Day of the Dead (Spanish: Día de Muertos) is a Mexican holiday celebrated throughout Mexico, in particular, the Central and South regions, and by people of Mexican ancestry living in other places, especially the United States. It is acknowledged internationally in many other cultures. The multi-day holiday focuses on gatherings of family and friends to pray for and remember friends and family members who have died, and help support their spiritual journey.
The holiday is sometimes called Día de los Muertos in Anglophone countries, a back-translation of its original name, Día de Muertos. It is particularly celebrated in Mexico where the day is a public holiday. Prior to Spanish colonisation in the 16th century, the celebration took place at the beginning of summer. Gradually it was associated with October 31, November 1 and November 2 to coincide with the Western Christian triduum of Allhallowtide: All Saints’ Eve, All Saints’ Day, and All Souls’ Day.
Traditions connected with the holiday include building private altars called ofrendas, honouring the deceased using sugar skulls, marigolds, and the favourite foods and beverages of the departed, and visiting graves with these as gifts. Visitors also leave possessions of the deceased at the graves.

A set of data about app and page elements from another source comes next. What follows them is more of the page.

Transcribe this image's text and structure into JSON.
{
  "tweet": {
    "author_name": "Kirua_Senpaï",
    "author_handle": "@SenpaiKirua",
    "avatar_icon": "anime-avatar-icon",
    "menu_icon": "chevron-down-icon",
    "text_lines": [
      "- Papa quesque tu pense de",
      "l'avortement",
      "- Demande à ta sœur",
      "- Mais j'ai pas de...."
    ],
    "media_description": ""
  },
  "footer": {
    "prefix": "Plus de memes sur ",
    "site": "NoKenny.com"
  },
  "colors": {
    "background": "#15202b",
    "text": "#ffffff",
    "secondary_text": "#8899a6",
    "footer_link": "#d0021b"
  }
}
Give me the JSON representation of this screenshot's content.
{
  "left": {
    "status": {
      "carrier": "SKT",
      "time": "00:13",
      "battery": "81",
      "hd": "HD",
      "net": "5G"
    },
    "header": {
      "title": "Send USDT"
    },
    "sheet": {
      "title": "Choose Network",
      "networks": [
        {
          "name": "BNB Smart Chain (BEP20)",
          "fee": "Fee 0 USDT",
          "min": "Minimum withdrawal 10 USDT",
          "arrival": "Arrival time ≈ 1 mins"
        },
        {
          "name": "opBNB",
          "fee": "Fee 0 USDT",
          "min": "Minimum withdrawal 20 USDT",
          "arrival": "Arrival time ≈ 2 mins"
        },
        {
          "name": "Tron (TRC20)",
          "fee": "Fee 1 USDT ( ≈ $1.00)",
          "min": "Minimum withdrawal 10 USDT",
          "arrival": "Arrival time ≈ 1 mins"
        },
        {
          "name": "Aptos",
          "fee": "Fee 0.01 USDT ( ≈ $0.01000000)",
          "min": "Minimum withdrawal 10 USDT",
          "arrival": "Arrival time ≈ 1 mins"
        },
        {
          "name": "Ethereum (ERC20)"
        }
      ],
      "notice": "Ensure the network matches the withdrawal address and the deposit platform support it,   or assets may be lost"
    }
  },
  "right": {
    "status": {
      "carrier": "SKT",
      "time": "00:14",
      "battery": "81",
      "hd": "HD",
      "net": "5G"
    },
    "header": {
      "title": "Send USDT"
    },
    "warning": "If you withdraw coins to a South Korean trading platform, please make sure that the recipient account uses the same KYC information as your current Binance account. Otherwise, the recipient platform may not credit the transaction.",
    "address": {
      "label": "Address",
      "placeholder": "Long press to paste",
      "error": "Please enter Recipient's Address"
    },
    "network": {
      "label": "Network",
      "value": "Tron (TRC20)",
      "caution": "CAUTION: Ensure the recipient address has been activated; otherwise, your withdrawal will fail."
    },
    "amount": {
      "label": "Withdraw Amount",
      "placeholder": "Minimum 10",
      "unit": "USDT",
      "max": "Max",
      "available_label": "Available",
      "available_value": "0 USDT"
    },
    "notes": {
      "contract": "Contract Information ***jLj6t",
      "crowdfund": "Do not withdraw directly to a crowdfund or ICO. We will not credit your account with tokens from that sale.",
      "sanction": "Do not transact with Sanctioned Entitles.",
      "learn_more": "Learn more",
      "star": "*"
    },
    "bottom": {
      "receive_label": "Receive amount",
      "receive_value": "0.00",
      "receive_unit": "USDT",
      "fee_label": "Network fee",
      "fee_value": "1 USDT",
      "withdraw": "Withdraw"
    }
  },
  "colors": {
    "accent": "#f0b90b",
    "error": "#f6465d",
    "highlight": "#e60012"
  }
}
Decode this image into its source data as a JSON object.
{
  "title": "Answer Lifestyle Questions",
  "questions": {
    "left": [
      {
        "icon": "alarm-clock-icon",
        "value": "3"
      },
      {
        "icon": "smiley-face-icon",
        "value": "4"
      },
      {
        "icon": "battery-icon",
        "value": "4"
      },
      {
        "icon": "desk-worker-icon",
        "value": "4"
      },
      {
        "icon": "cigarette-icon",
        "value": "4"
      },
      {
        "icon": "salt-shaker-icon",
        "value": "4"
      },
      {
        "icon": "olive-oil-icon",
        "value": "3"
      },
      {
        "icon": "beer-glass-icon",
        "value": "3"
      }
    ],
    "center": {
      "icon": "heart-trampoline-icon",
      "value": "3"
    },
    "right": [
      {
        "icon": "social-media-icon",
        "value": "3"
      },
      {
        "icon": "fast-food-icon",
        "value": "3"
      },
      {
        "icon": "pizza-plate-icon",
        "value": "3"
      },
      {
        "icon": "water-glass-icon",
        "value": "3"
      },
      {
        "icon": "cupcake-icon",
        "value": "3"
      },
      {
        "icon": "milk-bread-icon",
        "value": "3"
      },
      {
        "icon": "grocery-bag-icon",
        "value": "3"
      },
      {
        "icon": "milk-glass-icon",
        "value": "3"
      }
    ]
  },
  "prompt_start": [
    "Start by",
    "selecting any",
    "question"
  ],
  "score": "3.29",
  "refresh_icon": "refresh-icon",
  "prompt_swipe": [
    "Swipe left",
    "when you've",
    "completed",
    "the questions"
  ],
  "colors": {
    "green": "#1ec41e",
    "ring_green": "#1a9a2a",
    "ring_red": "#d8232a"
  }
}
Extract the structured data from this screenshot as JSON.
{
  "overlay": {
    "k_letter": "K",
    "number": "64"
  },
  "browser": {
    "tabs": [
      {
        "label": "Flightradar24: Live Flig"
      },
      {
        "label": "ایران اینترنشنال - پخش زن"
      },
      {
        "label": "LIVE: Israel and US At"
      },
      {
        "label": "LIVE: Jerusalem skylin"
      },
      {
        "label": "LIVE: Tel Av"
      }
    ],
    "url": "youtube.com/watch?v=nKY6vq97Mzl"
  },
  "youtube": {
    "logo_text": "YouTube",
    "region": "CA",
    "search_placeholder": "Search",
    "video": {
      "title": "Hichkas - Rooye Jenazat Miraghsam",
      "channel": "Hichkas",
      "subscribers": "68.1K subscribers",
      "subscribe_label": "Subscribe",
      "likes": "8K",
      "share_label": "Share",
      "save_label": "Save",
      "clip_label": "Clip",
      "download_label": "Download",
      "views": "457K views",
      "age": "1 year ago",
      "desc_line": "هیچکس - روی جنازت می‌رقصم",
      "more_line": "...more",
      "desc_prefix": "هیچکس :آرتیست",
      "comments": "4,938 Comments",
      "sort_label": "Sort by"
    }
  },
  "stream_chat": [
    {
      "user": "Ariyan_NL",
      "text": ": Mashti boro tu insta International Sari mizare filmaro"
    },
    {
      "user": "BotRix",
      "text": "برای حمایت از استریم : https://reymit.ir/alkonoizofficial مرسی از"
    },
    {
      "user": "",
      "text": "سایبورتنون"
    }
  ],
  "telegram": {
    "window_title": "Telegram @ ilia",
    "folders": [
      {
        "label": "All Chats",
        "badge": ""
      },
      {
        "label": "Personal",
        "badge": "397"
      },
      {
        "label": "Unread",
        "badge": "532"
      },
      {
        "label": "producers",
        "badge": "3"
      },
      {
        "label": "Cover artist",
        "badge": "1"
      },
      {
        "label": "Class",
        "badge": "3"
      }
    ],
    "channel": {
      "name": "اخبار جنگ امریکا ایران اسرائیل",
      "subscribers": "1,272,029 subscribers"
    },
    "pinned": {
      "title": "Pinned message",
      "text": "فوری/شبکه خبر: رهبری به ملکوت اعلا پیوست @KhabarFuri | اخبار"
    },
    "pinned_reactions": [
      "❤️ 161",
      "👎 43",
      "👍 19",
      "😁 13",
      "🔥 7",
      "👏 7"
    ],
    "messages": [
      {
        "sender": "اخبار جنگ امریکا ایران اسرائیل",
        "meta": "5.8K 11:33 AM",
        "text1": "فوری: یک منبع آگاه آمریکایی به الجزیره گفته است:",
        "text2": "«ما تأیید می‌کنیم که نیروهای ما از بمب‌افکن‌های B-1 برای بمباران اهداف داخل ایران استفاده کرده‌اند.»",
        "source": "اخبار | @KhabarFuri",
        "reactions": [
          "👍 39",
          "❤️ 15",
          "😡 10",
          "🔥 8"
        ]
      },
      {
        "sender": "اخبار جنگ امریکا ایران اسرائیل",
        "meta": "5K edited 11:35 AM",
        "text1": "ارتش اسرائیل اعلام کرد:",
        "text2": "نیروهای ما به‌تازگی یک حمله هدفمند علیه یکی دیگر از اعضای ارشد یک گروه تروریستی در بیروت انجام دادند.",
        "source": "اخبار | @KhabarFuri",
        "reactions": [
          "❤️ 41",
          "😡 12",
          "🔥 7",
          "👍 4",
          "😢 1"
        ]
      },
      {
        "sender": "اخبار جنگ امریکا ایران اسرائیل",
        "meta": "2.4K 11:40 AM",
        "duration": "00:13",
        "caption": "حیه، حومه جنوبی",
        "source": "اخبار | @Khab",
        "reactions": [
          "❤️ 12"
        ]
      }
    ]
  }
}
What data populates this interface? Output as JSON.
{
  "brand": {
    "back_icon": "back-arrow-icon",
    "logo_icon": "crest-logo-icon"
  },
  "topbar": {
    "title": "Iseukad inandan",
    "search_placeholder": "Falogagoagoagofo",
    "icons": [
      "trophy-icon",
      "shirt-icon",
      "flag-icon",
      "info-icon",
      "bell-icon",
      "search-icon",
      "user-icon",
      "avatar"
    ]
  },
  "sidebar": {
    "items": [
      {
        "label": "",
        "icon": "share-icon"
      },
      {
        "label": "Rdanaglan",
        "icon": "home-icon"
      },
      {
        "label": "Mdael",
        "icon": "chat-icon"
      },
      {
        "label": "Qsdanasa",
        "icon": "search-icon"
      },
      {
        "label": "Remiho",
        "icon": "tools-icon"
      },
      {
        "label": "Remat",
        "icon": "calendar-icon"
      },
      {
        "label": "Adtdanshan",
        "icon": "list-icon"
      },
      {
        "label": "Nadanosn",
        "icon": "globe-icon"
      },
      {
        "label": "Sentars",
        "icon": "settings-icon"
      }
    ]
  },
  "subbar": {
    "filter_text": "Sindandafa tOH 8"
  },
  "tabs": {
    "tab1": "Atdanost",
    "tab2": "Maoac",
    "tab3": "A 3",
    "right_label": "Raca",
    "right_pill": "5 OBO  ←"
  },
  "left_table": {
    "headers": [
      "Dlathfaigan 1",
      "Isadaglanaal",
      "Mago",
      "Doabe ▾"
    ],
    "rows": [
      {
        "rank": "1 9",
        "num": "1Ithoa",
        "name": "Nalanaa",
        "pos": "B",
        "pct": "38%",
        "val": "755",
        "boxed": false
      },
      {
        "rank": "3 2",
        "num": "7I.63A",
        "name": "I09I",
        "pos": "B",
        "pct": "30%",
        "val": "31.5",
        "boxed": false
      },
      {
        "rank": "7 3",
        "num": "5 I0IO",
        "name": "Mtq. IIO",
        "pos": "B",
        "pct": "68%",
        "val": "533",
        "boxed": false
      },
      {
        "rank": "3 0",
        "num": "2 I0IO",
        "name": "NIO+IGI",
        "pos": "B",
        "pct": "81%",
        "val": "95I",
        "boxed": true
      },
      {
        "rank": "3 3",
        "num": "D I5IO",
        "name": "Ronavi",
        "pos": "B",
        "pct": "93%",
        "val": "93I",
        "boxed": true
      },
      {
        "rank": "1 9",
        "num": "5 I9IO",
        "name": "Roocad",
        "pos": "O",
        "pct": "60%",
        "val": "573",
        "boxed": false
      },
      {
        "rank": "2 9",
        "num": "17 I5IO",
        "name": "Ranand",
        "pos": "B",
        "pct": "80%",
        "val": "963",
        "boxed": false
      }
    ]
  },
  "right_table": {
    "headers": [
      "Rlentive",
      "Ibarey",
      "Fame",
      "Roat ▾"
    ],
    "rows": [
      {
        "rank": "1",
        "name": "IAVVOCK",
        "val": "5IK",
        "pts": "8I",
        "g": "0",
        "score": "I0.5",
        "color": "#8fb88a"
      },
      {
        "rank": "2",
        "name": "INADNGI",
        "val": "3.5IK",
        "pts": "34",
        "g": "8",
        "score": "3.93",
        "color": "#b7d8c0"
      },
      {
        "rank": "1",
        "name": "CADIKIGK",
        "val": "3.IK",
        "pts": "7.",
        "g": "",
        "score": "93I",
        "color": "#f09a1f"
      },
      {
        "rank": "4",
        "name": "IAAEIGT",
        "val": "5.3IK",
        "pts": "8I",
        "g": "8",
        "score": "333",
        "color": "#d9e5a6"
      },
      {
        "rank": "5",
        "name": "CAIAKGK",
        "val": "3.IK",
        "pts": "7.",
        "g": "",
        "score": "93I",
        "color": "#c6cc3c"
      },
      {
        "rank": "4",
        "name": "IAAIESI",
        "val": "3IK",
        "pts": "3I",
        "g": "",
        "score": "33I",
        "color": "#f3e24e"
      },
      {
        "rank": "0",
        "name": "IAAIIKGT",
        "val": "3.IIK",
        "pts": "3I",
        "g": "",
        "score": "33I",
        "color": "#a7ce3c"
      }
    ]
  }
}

The Day of the Dead celebrations in Mexico developed from ancient traditions among its pre-Columbian cultures. Rituals celebrating the deaths of ancestors had been observed by these civilisations perhaps for as long as 2,500–3,000 years. The festival that developed into the modern Day of the Dead fell in the ninth month of the Aztec calendar, about the beginning of August, and was celebrated for an entire month. The festivities were dedicated to the goddess known as the “Lady of the Dead”, corresponding to the modern La Calavera Catrina.
By the late 20th century in most regions of Mexico, practices had developed to honour dead children and infants on November 1, and to honour deceased adults on November 2. November 1 is generally referred to as Día de los Inocentes (“Day of the Innocents”) but also as Día de los Angelitos (“Day of the Little Angels”); November 2 is referred to as Día de los Muertos or Día de los Difuntos (“Day of the Dead”).
Mexican cempasúchil (marigold) is the traditional flower used to honour the dead.
In Christian Europe, Roman Catholic customs absorbed pagan traditions. All Saints Day and All Souls Day became the autumnal celebration of the dead. Over many centuries, rites which had occurred in cultivated fields, where the souls of the dead were thought to leave after the harvest, to cemeteries.
In many countries with a Roman Catholic heritage, All Saints Day and All Souls Day have evolved traditions in which people take the day off work, go to cemeteries with candles and flowers, and give presents to children, usually sweets and toys. In Portugal and Spain ofrendas (“offerings”) are made on this day. In Spain, the play Don Juan Tenorio is traditionally performed. In Belgium, France, Ireland, Italy, the Netherlands, Portugal, and Spain, people bring flowers (typically chrysanthemums in France and northern Europe) to the graves of dead relatives and say prayers over the dead.
As part of a promotion by the Mexican embassy in Prague, Czech Republic since the late 20th century, some local citizens join in a Mexican-style Day of the Dead. A theatre group produces events featuring masks, candles, and sugar skulls.